[ASSIGNMENT] Your answer must consist of every line from the data below that includes the word "Options".

[Component data from apps and pages]
=== Section Start ===

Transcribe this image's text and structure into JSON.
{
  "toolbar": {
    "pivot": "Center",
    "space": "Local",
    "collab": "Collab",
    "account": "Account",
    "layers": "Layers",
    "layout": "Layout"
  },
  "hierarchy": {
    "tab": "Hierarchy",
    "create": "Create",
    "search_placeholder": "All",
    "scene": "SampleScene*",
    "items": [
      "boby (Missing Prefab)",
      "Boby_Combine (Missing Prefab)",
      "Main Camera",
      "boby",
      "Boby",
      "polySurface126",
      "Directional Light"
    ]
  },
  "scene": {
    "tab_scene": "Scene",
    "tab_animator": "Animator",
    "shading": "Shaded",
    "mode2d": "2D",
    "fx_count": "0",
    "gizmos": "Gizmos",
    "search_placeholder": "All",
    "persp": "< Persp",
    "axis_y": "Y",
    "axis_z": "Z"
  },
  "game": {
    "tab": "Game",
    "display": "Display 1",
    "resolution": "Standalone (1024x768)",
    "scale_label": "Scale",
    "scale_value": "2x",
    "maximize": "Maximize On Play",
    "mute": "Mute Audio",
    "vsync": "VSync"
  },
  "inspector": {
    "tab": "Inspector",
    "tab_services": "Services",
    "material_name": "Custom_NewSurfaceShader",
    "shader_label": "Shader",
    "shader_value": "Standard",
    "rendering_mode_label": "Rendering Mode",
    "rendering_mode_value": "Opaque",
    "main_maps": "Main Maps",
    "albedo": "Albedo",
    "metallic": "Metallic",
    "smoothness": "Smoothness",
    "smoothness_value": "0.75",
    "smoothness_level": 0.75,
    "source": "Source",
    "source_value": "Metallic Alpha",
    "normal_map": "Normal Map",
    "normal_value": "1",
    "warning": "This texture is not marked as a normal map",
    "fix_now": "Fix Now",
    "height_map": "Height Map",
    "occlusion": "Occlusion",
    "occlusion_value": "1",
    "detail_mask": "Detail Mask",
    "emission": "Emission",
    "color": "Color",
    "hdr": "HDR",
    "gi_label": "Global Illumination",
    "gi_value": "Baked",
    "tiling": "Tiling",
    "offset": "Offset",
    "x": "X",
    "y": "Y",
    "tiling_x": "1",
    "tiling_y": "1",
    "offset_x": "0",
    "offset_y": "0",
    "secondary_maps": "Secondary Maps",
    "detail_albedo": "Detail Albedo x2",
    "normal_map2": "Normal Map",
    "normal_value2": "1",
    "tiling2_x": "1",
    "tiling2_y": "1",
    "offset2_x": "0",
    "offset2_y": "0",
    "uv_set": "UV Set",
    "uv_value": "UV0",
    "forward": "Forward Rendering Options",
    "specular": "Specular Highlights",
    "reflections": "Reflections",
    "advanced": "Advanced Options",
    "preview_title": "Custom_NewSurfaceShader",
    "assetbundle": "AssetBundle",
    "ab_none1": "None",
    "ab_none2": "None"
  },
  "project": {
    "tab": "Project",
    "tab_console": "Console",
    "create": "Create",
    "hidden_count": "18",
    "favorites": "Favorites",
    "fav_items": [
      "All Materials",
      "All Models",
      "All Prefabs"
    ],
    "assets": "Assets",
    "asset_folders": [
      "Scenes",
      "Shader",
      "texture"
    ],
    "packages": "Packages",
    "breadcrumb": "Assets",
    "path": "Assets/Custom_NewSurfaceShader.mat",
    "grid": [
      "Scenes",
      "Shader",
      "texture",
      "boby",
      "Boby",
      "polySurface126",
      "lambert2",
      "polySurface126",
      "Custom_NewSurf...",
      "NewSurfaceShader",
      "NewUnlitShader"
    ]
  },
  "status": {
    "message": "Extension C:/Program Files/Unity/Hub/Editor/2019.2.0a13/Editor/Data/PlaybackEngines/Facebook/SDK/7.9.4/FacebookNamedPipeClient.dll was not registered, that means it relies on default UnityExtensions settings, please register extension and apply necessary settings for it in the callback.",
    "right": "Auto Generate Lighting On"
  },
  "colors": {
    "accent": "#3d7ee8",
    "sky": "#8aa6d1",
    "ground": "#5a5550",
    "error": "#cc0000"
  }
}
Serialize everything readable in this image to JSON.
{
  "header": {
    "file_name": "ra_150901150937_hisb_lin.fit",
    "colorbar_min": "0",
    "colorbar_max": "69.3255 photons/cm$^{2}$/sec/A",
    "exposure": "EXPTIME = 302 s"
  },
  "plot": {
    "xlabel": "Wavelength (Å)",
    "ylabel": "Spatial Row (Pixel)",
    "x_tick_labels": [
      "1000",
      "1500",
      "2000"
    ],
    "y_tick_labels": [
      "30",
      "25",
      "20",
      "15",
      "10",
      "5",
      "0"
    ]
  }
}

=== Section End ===

[OUTPUT FOR THIS TASK]
    "forward": "Forward Rendering Options",
    "advanced": "Advanced Options",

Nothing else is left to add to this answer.